By studying grass you will get to know that certain animals can eat less palatable grass when others have to move on in search of food. I have spoken to many hunters that still wonder why wildebeest and zebra graze together, but do not bed down together. The real reason is that zebra are medium and long grass grazers and that wildebeest – because of the shape of their mouths – are short grass grazers. The wildebeest follow the zebra during the time that grass grows so that the zebra can prepare the grass for the wildebeest to feed. They do not normally feed together during the dryer time of the year.
Zebra are also bulk grazers (they eat most grass species) and animals like waterbuck are selective grazers. Not only are certain animals bulk or selective grazers, but they are also selective on the height that they feed at, as well as the part of the grass that they feed on. Each and every grazing specie has its own preferences and habits. By studying this any hunter can eliminate areas on a farm that do not suit the specific specie that he is targeting. This can take months or even years of study to get it all filed away in your "mental quiver".
This not only gives you a better starting point for when you go hunting, but it also gives you a better knowledge of nature and everything that lives in it. By understanding grass you will also learn about soil types and water. This is the medium that the grass grows in and is just as important to be used successfully. It all sounds like a lot of boring book work, but believe me that when you start learning and you can identify just a few species, you will get a rewarding feeling inside that goes a long way in the satisfaction of a hunt gone well.
There are many more interesting facts that can be mentioned about the advantages in hunting when you know and understand the interaction between animals and grass, but this is "hopefully" enough to spark an interest in you.
Next time – Browsers and trees.
Fritz Rabé – Melorani Safaris/Fritz Rabe Bowhunting
Updated: Thursday, January 30, 2014 9:12 AM
About the Author
Fritz has been bowhunting for the past 28 years and the last 22 years as a Professional Hunter (PH) that specializes in dangerous game. He was the first PH to guide a female bowhunter on a successful lion hunt. He was also the first PH to guide one client successfully for the Big Six and crocodile. He has hunted/guided clients to all the huntable species in South Africa, except the black rhino.

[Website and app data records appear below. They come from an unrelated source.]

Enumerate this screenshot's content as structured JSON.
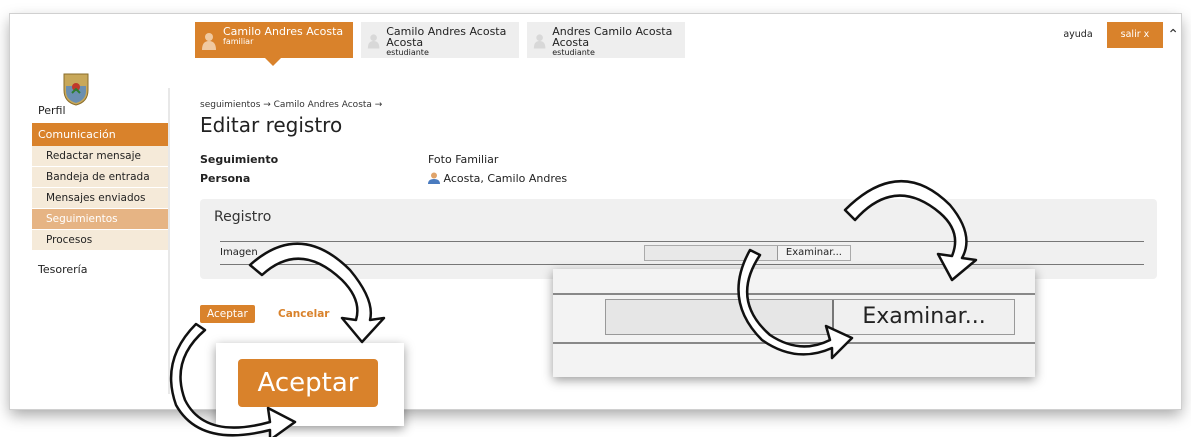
{
  "tabs": [
    {
      "name": "Camilo Andres Acosta",
      "role": "familiar",
      "active": true
    },
    {
      "name": "Camilo Andres Acosta Acosta",
      "role": "estudiante",
      "active": false
    },
    {
      "name": "Andres Camilo Acosta Acosta",
      "role": "estudiante",
      "active": false
    }
  ],
  "header": {
    "help_label": "ayuda",
    "logout_label": "salir x",
    "collapse_icon": "chevron-up-icon"
  },
  "sidebar": {
    "profile": "Perfil",
    "group": "Comunicación",
    "items": [
      {
        "label": "Redactar mensaje",
        "active": false
      },
      {
        "label": "Bandeja de entrada",
        "active": false
      },
      {
        "label": "Mensajes enviados",
        "active": false
      },
      {
        "label": "Seguimientos",
        "active": true
      },
      {
        "label": "Procesos",
        "active": false
      }
    ],
    "treasury": "Tesorería"
  },
  "breadcrumb": "seguimientos  →  Camilo Andres Acosta  →",
  "page_title": "Editar registro",
  "fields": {
    "seguimiento_label": "Seguimiento",
    "seguimiento_value": "Foto Familiar",
    "persona_label": "Persona",
    "persona_value": "Acosta, Camilo Andres"
  },
  "registro": {
    "title": "Registro",
    "image_label": "Imagen",
    "browse_label": "Examinar..."
  },
  "actions": {
    "accept_label": "Aceptar",
    "cancel_label": "Cancelar"
  },
  "colors": {
    "accent": "#d9822b",
    "panel": "#f0f0f0"
  }
}
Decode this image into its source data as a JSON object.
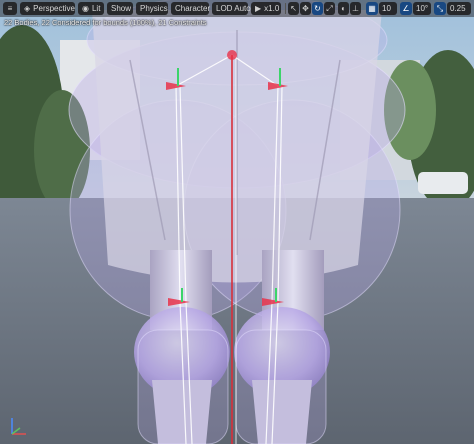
{
  "toolbar": {
    "menu_icon": "hamburger-icon",
    "perspective_label": "Perspective",
    "lit_label": "Lit",
    "show_label": "Show",
    "physics_label": "Physics",
    "character_label": "Character",
    "lod_label": "LOD Auto",
    "play_speed_label": "x1.0",
    "grid_snap_value": "10",
    "angle_snap_value": "10°",
    "scale_snap_value": "0.25",
    "icons": [
      "select-icon",
      "translate-icon",
      "rotate-icon",
      "scale-icon",
      "world-local-icon",
      "surface-snap-icon",
      "grid-snap-icon",
      "angle-snap-icon",
      "scale-snap-icon"
    ]
  },
  "stats": {
    "text": "22 Bodies, 22 Considered for bounds (100%), 21 Constraints"
  },
  "colors": {
    "toolbar_bg": "#222224",
    "toolbar_active": "#14467f",
    "physics_body": "#b7a7e6",
    "constraint_red": "#e8324a",
    "constraint_green": "#3cd46a",
    "spine_red": "#d8303a"
  }
}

He also hunts all over Africa for special trophies like mountain nyala in the Rift Valley of Ethiopia, Lord Derby eland and giant forest hog in the Central African Republic, dwarf buffalo, forest elephant, bongo and forest sitatunga in Cameroon.
Fritz hunts a lot in the Zambezi Valley of Zimbabwe, the Kafue area of Zambia and the Zambezi flood plain of Mozambique. He is a full member of PHASA (Professional Hunters Association of SA) as well as a SABA (South African Bowhunters Association) instructor. Fritz has also hunted and guided in Canada and Spain.